Critics’ Picks

Huang Gongwang, Dwelling in the Fuchun Mountains (detail), c. 1269–1354, ink on paper, 13" x 21'.


Dong Qichang

National Palace Museum
No.221, Sec. 2, Zhishan Road Shilin District
January 9–March 29, 2016

The late-Ming-dynasty painter Dong Qichang was a great synthesizer of earlier styles, and so it makes sense that the current exhibition, at the world’s foremost collection of classical Chinese art, sheds equal light on his activities as a collector and connoisseur, as these pursuits were inseparable from his own artistic output. For instance, his small painting Exotic Peaks and White Clouds, ca. 1611—which consists of a solitary pointed peak rising above a bed of mist, while below is a blurred conglomeration of trees and some implied thatched houses—can be compared here with the innovative “cloudy mountain” style of painting first put forth by father and son painters Mi Fu and Mi Youren during the Song dynasty. The latter artist’s At Ease Among Cloudy Mountains, ca. 960–1279, included in this show, deploys very light washes of ink in rendering the flow of the landscape from right to left across a scroll’s length—a perfect, wavelike rhythm.
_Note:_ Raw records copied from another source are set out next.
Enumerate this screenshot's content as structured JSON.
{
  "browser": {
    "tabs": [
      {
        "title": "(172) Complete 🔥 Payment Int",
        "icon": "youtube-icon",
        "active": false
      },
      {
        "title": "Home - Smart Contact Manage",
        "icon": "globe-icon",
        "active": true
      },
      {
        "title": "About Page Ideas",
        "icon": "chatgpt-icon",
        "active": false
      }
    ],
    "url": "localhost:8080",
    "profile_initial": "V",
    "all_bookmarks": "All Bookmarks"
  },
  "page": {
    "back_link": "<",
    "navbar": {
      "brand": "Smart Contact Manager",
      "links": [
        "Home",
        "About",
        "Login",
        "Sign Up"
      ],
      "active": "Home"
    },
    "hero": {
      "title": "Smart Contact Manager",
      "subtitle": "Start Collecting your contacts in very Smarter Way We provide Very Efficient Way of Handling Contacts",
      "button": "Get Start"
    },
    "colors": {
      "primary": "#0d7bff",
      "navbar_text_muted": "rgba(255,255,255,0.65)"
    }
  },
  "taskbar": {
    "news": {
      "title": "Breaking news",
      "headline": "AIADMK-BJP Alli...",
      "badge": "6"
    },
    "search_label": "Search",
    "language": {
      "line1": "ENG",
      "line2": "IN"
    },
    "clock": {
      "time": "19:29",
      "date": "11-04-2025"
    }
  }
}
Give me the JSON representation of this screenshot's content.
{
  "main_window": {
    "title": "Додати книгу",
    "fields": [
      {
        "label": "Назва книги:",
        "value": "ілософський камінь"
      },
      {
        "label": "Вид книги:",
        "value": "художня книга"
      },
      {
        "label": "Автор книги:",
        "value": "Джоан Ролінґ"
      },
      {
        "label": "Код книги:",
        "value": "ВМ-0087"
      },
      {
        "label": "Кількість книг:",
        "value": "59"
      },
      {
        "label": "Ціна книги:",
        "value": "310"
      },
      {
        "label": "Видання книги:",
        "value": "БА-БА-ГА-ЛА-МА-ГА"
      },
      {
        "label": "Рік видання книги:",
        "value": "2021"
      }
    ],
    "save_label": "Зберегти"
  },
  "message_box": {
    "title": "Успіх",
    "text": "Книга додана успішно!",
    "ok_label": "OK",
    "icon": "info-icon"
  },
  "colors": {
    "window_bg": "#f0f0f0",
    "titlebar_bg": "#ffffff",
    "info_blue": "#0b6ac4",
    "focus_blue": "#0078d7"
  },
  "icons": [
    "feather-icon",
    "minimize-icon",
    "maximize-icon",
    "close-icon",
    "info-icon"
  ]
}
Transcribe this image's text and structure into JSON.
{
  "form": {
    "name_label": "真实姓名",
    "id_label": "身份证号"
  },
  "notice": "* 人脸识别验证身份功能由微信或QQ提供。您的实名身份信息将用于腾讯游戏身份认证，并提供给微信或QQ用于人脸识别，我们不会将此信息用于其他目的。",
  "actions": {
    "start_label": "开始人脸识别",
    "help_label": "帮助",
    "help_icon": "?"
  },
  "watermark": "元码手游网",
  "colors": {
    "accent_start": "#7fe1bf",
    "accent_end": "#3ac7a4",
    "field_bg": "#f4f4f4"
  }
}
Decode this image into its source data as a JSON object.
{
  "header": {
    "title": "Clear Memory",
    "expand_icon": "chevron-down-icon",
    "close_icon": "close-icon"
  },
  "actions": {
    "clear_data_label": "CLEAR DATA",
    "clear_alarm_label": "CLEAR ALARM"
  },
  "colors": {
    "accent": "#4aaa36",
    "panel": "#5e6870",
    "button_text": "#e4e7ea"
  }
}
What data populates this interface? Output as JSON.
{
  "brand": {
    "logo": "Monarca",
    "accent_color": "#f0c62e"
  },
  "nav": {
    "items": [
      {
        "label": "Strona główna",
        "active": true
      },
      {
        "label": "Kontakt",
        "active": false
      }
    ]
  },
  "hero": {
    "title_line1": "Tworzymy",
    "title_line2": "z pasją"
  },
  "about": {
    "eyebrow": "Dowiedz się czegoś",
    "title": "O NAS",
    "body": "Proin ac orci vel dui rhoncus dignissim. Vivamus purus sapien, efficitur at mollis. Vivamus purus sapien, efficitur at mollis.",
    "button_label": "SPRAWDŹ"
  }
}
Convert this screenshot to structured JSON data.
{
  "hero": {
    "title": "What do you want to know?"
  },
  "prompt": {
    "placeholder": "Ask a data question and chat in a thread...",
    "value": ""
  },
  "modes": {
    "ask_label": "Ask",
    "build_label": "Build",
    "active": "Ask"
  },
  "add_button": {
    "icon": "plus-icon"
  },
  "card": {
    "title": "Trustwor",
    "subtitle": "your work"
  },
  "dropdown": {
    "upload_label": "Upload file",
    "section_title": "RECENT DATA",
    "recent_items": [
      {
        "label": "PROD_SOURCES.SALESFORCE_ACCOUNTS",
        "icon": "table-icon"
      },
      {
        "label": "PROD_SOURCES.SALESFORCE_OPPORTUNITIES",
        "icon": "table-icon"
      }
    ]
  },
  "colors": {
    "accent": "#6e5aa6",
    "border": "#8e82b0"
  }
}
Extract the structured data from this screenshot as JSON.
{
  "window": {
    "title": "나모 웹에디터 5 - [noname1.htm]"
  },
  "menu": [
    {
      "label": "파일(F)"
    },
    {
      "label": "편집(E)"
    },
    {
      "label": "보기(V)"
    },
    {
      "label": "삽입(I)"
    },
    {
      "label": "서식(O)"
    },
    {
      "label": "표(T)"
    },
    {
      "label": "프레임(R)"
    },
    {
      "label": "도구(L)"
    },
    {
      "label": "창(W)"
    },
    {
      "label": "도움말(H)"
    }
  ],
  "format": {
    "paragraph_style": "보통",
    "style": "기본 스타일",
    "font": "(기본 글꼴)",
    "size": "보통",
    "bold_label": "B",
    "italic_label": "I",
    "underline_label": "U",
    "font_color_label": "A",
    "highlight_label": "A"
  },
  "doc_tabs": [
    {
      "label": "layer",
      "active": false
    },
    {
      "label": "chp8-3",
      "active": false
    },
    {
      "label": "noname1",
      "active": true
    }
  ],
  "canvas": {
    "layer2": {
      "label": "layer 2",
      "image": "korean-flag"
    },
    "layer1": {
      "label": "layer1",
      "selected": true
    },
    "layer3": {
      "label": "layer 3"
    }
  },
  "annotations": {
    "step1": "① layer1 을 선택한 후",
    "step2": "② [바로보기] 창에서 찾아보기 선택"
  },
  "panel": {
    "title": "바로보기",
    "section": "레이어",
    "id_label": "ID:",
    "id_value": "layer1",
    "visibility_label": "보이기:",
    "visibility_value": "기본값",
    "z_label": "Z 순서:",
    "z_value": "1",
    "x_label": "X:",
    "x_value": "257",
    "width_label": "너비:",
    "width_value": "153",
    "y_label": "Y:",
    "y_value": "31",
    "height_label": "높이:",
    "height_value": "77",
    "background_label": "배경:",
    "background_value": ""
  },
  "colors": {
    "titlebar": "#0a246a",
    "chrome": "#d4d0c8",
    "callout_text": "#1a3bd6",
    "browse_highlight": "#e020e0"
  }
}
The exhibition’s star attraction is Huang Gongwang’s long scroll Dwelling in the Fuchun Mountains, ca. 1269–1354, which once formed an integral part of Dong’s collection. From a short distance, inky gray blurs form distant treetops; up close, the eye discovers that the trees’ leaves have been carefully formed with thin, minute strokes. The foliage peters out in the midsection, where the desolation of a steppe slowly emerges. Then, as grass begins to appear, there is a lengthening of the monochromatic lines, from which sprout other trees. The process climaxes in the emergence of a majestically high mountain, with black dots cresting its ridges.